You could be confident that this home is under control, because if you run 2 gallons of water out of any tap or fixture, and then this 4.5 gallon tank is heavy (filled with water) then you know there is a problem with water pressure or thermal expansion. The only time this tank should have water in it is when something requires a lot of hot water, and then the demand is stopped. What should happen, is the water heater should cycle to 130 degrees and the bladder would absorb the volume of thermal expansion until the movie is over or you flush the toilet. Additionally, if someone were to adjust the water pressure up from 60PSI to 80PSI the bladder in the tank would be compressed and the ability/capacity of the tank to absorb pressure would be greatly reduced.
By now you are either bored, or dying for more information. If you are, I think this chart is helpful:
This chart is tricky, because the numbers across the top and left side are MAXIMUMS
The way WE read it, if you have a 50 gallon water-heater, and a Water Pressure Reducing Valve, (which means your pressure is likely over 80 PSI at the meter) you must have a 5 Gallon Thermal Expansion Tank. (They make 4.5 Gallon Tanks too)
The way WE read it, all water heater should have a 5 gallon tank, because who can guarantee your 40 gallon tank is not going to be subjected to 81 PSI. Also, this is all completely dependent upon if the tank is properly pre-charged, and installed in the right sequence, and with the right valves, to be tested annually, which is required by the MFG in their installation instructions.

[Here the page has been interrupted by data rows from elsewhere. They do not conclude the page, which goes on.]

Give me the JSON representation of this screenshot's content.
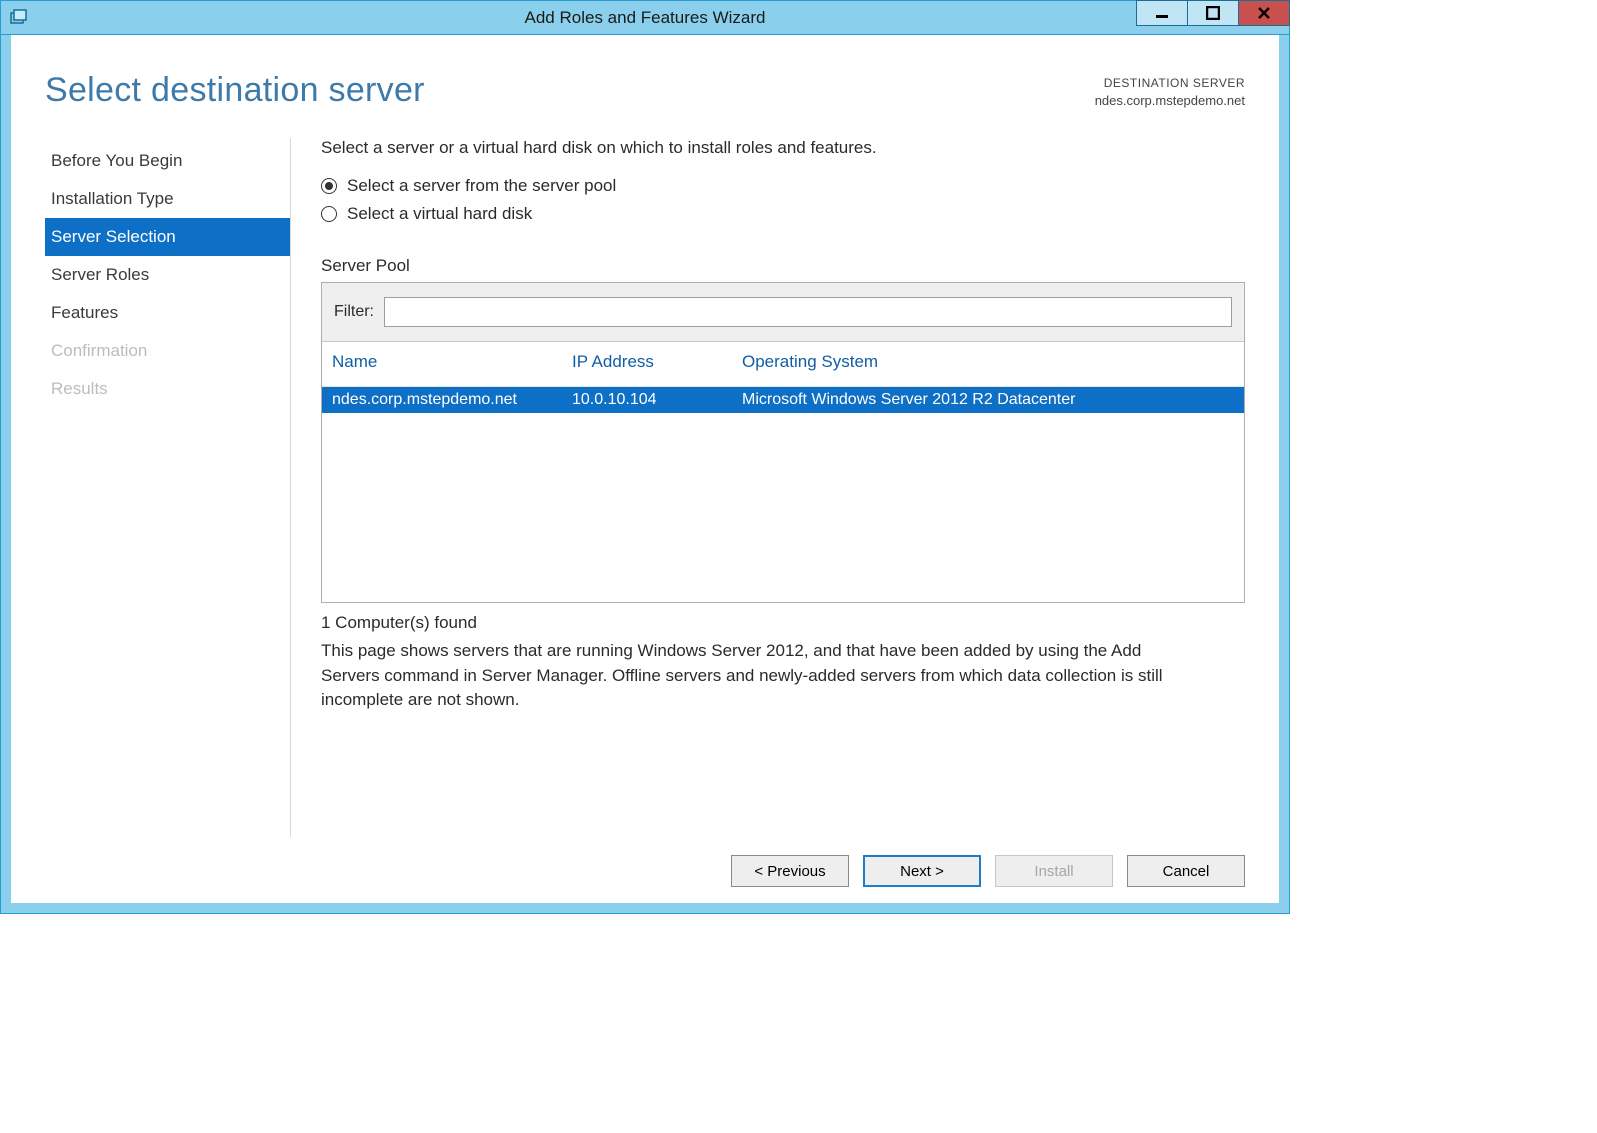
{
  "window": {
    "title": "Add Roles and Features Wizard"
  },
  "header": {
    "page_title": "Select destination server",
    "destination_label": "DESTINATION SERVER",
    "destination_value": "ndes.corp.mstepdemo.net"
  },
  "steps": [
    {
      "label": "Before You Begin",
      "state": "normal"
    },
    {
      "label": "Installation Type",
      "state": "normal"
    },
    {
      "label": "Server Selection",
      "state": "active"
    },
    {
      "label": "Server Roles",
      "state": "normal"
    },
    {
      "label": "Features",
      "state": "normal"
    },
    {
      "label": "Confirmation",
      "state": "disabled"
    },
    {
      "label": "Results",
      "state": "disabled"
    }
  ],
  "main": {
    "instruction": "Select a server or a virtual hard disk on which to install roles and features.",
    "radio_pool": "Select a server from the server pool",
    "radio_vhd": "Select a virtual hard disk",
    "section_label": "Server Pool",
    "filter_label": "Filter:",
    "filter_value": "",
    "columns": {
      "name": "Name",
      "ip": "IP Address",
      "os": "Operating System"
    },
    "rows": [
      {
        "name": "ndes.corp.mstepdemo.net",
        "ip": "10.0.10.104",
        "os": "Microsoft Windows Server 2012 R2 Datacenter",
        "selected": true
      }
    ],
    "found_count": "1 Computer(s) found",
    "explain": "This page shows servers that are running Windows Server 2012, and that have been added by using the Add Servers command in Server Manager. Offline servers and newly-added servers from which data collection is still incomplete are not shown."
  },
  "footer": {
    "previous": "< Previous",
    "next": "Next >",
    "install": "Install",
    "cancel": "Cancel"
  }
}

In other words, if you have a 2 gallon air-bubble at 30PSI and you connect it to a home which has a reduced pressure of 60PSI, you have eliminated some or all of the pressure absorption. So if you hire a plumber who you aren’t confident in, buy the biggest safety net that fits! It is approximately $12 to upgrade from a 2 gallon to a 5 gallon thermal expansion tank, although most plumbers will have to make a special trip because they only stock the cheapest, crappiest materials available, which they believe keeps them competitive.
Your TXPT should be set about 1 PSI over your reduced water pressure.
If your water is delivered below 60PSI you likely do not need a WPRV.
If you have a check-valve in your water meter box, and your water heater has a tank (not tankless) you need a TXPT.
Q) Which one of these bottles would you like to drive across the country in your truck?
A) The one with the adequately sized air bubble. 5-10% of the total volume is desired. 10% if intentional heating is going on.
Where would you like your main water shut-off to be located?
In the crawlspace, attic, pantry, coat-closet, laundry room or garage?
We have been involved with literally hundreds of Crawlspaces Flooded by Plumbing Failure. More of the leaks are with the Water Supply, than the waste water.
The above valve could be described as a “Building Plumbing Drain”.
The above valve could be described as a “Water Service Drain”.